Last Updated on August 19, 2022 by Editorial Staff
By Alison Theaker
It seems that menopause has, at last, become a mainstream topic of conversation. From being something that women would feel embarrassed to talk about, now we have several celebrities talking about their own menopause journey (although it has to be said this has normally been about their journeys with HRT). Even though only half of the population actually experiences menopause, it now seems that people are recognising that it affects 100% of the population.
Mutton Club editor, Rachel, encourages us to ask men to consider their hormonal partner as a “butterfly emerging from a chrysalis” or maybe “going through puberty in reverse.” We often talk about how menopause can return us to our pre-pubescent state, before the veil of hormones masked our true selves, so that we become who we were as a child, with 40 years of experience.
It’s useful to think about what it is that men need to know if their partner/colleague is experiencing menopause. Men don’t have the same hormonal changes as women, and tend to think things can be “fixed”. As we know, menopause is not that simple.
So why do men need to know about women’s menopause? We have found that understanding the process can help men gain insights about what women are experiencing and improve their relationships with colleagues and partners. It’s also important for them to realise that women don’t have to suffer at this time –there are many ways of correcting disruptive symptoms – and so neither do they.

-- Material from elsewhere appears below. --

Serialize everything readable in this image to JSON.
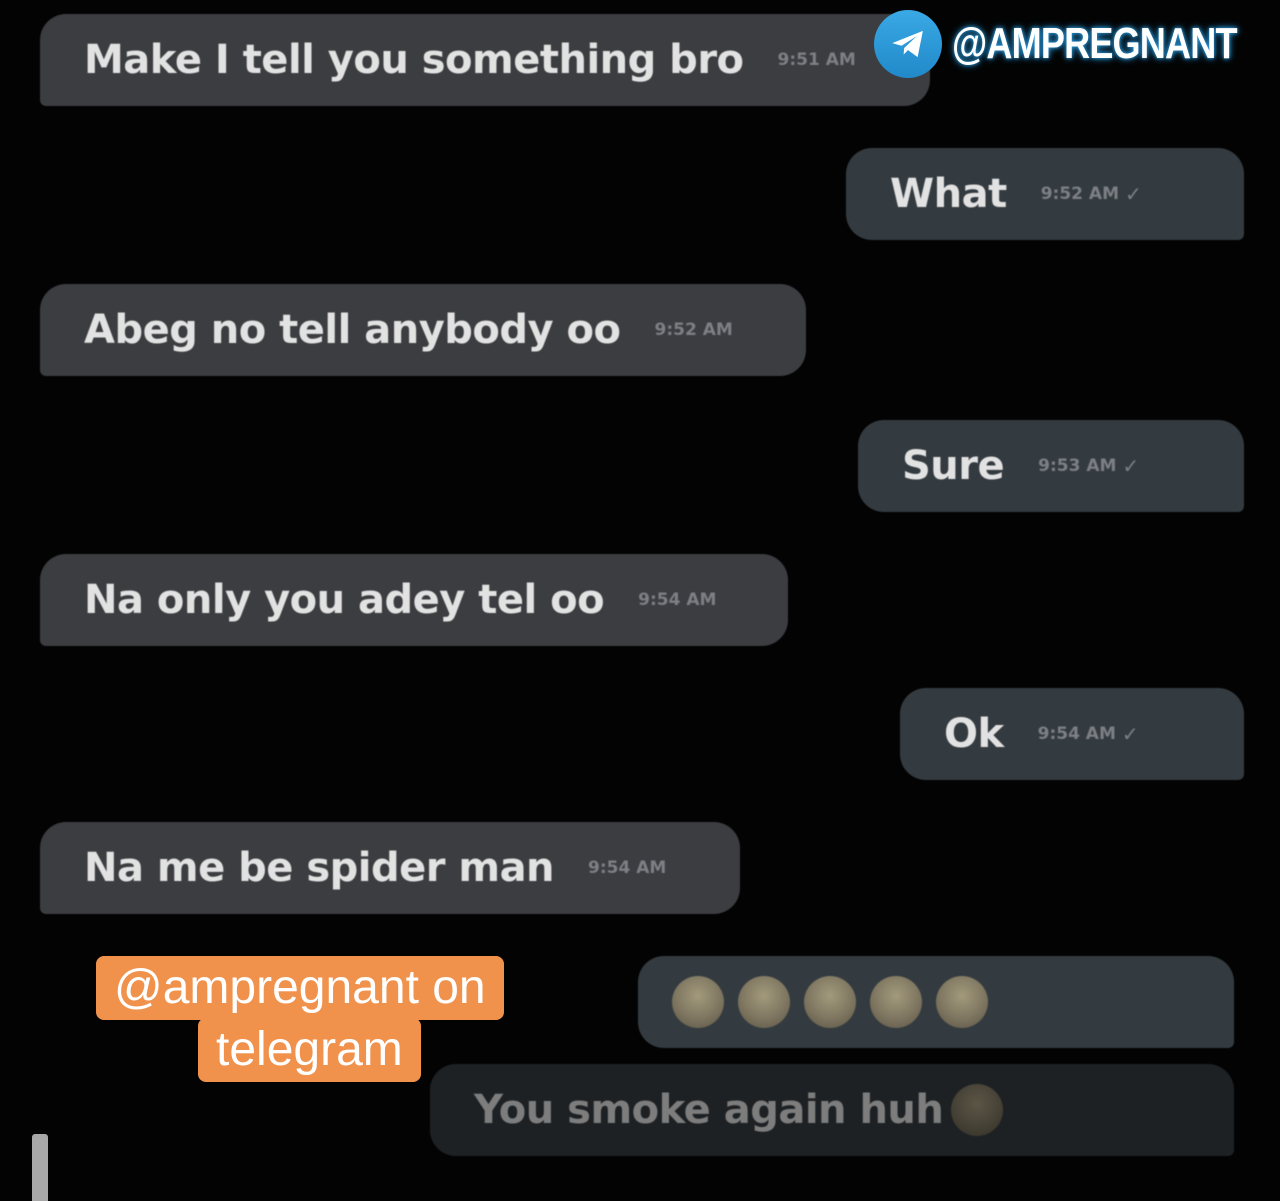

The facts that men need to know about the process are quite simple. They should know that women aged from 42-55, on average, go through menopause. This process should last about four years from start (perimenopause) to finish though it can be longer. Menopause is a time of hormonal chaos for women. Hormone levels can change from day to day. This means that the woman they live and work with may seem perfectly normal one day, then may be irritable or emotional the next.
It could be that women experience mild symptoms (possibly 40% of women may be in this bracket) where they could be uncomfortably hot sometimes or a bit tetchy but mostly seem to be coping. For many women (the CIPD found that 60% of women report having symptoms bad enough that they need to take time off work) things are not that easy. However, if symptoms are severe they don’t have to suffer – there are many alternative resources to use.
The most common symptoms men might notice are:
- Hot flushes – the most talked about symptom. They can be anything from a mild burn to rapid and intense heat, and occur at random intervals. It begins internally and can be quick and uncontrolled. It can be accompanied by profuse sweating.
- Sleeplessness – if it’s a work colleague, this may show up as tiredness. Normally we experience three of four sleep cycles a night which can last from 90 minutes to two hours. At the end of each cycle we may wake, to go to the loo for example, but can fall back to sleep quite easily. In menopause, these cycles may become shorter, or one of them may be missed out. This can leave women feeling sleep deprived and anxious.
- Mood swings – this could be anxiety or panic, or anything from anger and irritability to tearfulness. Menopause is physical, chemical and emotional. Often other changes are happening for women at this time – maybe children are leaving home, parents are becoming infirm – which can just add to the stress.
- Changes in confidence – loss of confidence in being able to drive is common. One client in Anne’s clinic found herself unable to drive on a motorway although she had been a medical rep for years. This can be puzzling if a woman who you have always found to be strong and capable now seems to be less self-assured.
- Brain fog – many women report just not being able to focus as well as they used to. They may feel embarrassed about this and feel they should be clopping better. They may not be aware that this can be a symptom of menopause.
- Vaginal dryness – this one should only be addressed with partners. It’s not for a chat over the water cooler at work! Here are tips to help.
How can men help? This depends on the relationship they are in with the woman who seems to be experiencing the symptoms. If it is a colleague, they might raise it with the HR department with a view to getting them some support at work. Most businesses nowadays have menopause policies.
If it is a partner, friend or family member, it depends on how close they are. Can they raise it with the person directly? Sometimes it is helpful for women to know that the symptoms they may have thought they had under control are actually noticeable to someone else.
Addressing the issue can be worthwhile. One client came to my colleague Anne’s clinic with a variety of symptoms – hot flushes, mood swings, anxiety – and an ultimatum. She had been suffering with them on and off for 13 years. Her husband of over 30 years had told her that although he loved her dearly, he just couldn’t cope anymore.
He had arranged the appointment at the clinic as the last straw – if that didn’t work he had an appointment with a divorce lawyer in six months’ time. Luckily Anne was able to help her balance her hormones and the symptoms reduced. She even got a letter from him afterwards saying, “Thank you for giving me my wife back.”
Alison Theaker and Anne Hope’s website: livelifeforme.org
Menopause: What Men Need To Know is on Udemy
You may also like: Menopause: Your Path To Your Best Self and Do The Menopause And The Menopause Statistics Add Up?
Alison Theaker is a qualified transformative Life Coach with experience in higher education, business coaching and creativity development. She has delivered training across the UK in interpersonal skills and business transformation. A public relations practitioner, academic and author with an international reputation, she has also developed a unique style of coaching, Walk the Talk, which increases creativity. A qualified action learning facilitator, NLP coaching practitioner and reiki master.